* WHAT IS BEING ASKED
Copy out the data exactly, leaving the pictures behind.

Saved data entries

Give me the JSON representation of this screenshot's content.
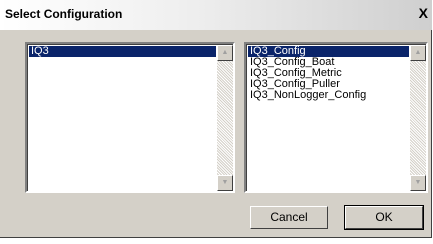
{
  "dialog": {
    "title": "Select Configuration",
    "close_glyph": "X"
  },
  "left_list": {
    "items": [
      "IQ3"
    ]
  },
  "right_list": {
    "items": [
      "IQ3_Config",
      "IQ3_Config_Boat",
      "IQ3_Config_Metric",
      "IQ3_Config_Puller",
      "IQ3_NonLogger_Config"
    ]
  },
  "scroll_icons": {
    "up": "▲",
    "down": "▼"
  },
  "buttons": {
    "cancel": "Cancel",
    "ok": "OK"
  }
}
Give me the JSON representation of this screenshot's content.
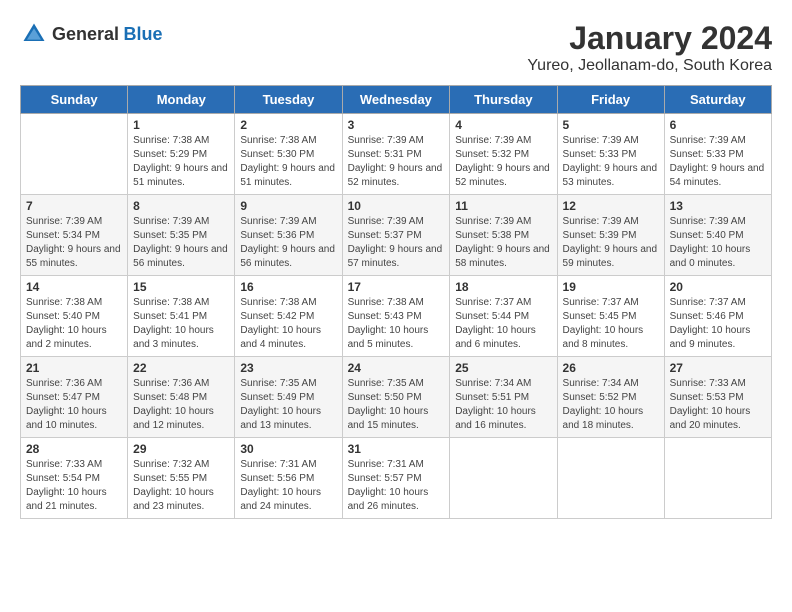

* OUTPUT FOR THIS TASK
Give me the JSON representation of this screenshot's content.
{
  "dialog": {
    "title": "Select Configuration",
    "close_glyph": "X"
  },
  "left_list": {
    "items": [
      "IQ3"
    ]
  },
  "right_list": {
    "items": [
      "IQ3_Config",
      "IQ3_Config_Boat",
      "IQ3_Config_Metric",
      "IQ3_Config_Puller",
      "IQ3_NonLogger_Config"
    ]
  },
  "scroll_icons": {
    "up": "▲",
    "down": "▼"
  },
  "buttons": {
    "cancel": "Cancel",
    "ok": "OK"
  }
}
Give me the JSON representation of this screenshot's content.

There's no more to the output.